= PROBLEM TO WORK ON =
Filter the records down to the lines that hold the word "shortcut", and copy each of those lines.
____ INPUT
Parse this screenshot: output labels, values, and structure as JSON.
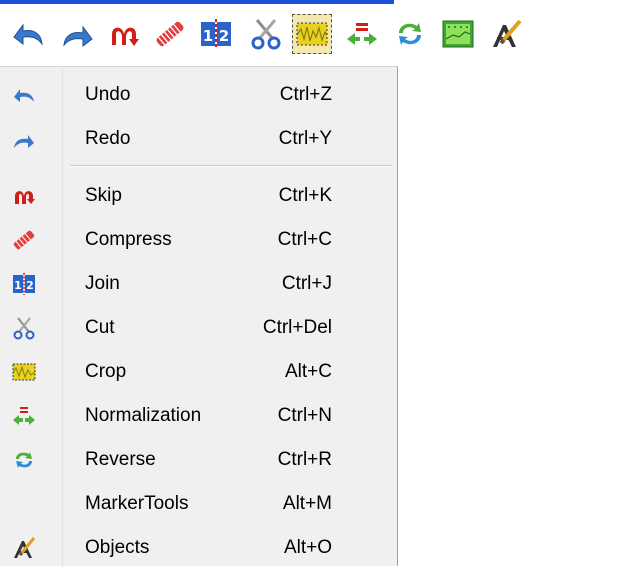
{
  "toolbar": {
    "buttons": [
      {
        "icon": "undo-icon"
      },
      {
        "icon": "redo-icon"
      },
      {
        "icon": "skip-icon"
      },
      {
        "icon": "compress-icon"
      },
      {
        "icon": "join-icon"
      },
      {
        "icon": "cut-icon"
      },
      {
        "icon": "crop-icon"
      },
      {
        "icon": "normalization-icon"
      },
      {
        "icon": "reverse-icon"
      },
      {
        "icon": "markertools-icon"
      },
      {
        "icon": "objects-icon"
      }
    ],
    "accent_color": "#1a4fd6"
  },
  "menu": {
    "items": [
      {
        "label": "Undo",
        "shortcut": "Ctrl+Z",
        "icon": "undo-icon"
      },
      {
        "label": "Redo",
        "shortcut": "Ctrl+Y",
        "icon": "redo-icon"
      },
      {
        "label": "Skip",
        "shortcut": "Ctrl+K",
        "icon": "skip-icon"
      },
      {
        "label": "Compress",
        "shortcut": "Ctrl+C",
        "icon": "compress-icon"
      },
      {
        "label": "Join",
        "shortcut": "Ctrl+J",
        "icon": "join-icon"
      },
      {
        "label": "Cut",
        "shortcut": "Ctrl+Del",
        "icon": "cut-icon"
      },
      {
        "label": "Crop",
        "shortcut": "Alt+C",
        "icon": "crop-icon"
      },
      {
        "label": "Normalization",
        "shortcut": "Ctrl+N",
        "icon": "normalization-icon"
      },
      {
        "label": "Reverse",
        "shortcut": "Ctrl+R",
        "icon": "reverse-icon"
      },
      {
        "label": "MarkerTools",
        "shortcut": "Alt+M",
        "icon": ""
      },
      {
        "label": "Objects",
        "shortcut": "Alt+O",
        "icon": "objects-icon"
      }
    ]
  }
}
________
= SOLVED PROBLEM =
        "shortcut": "Ctrl+Z",
        "shortcut": "Ctrl+Y",
        "shortcut": "Ctrl+K",
        "shortcut": "Ctrl+C",
        "shortcut": "Ctrl+J",
        "shortcut": "Ctrl+Del",
        "shortcut": "Alt+C",
        "shortcut": "Ctrl+N",
        "shortcut": "Ctrl+R",
        "shortcut": "Alt+M",
        "shortcut": "Alt+O",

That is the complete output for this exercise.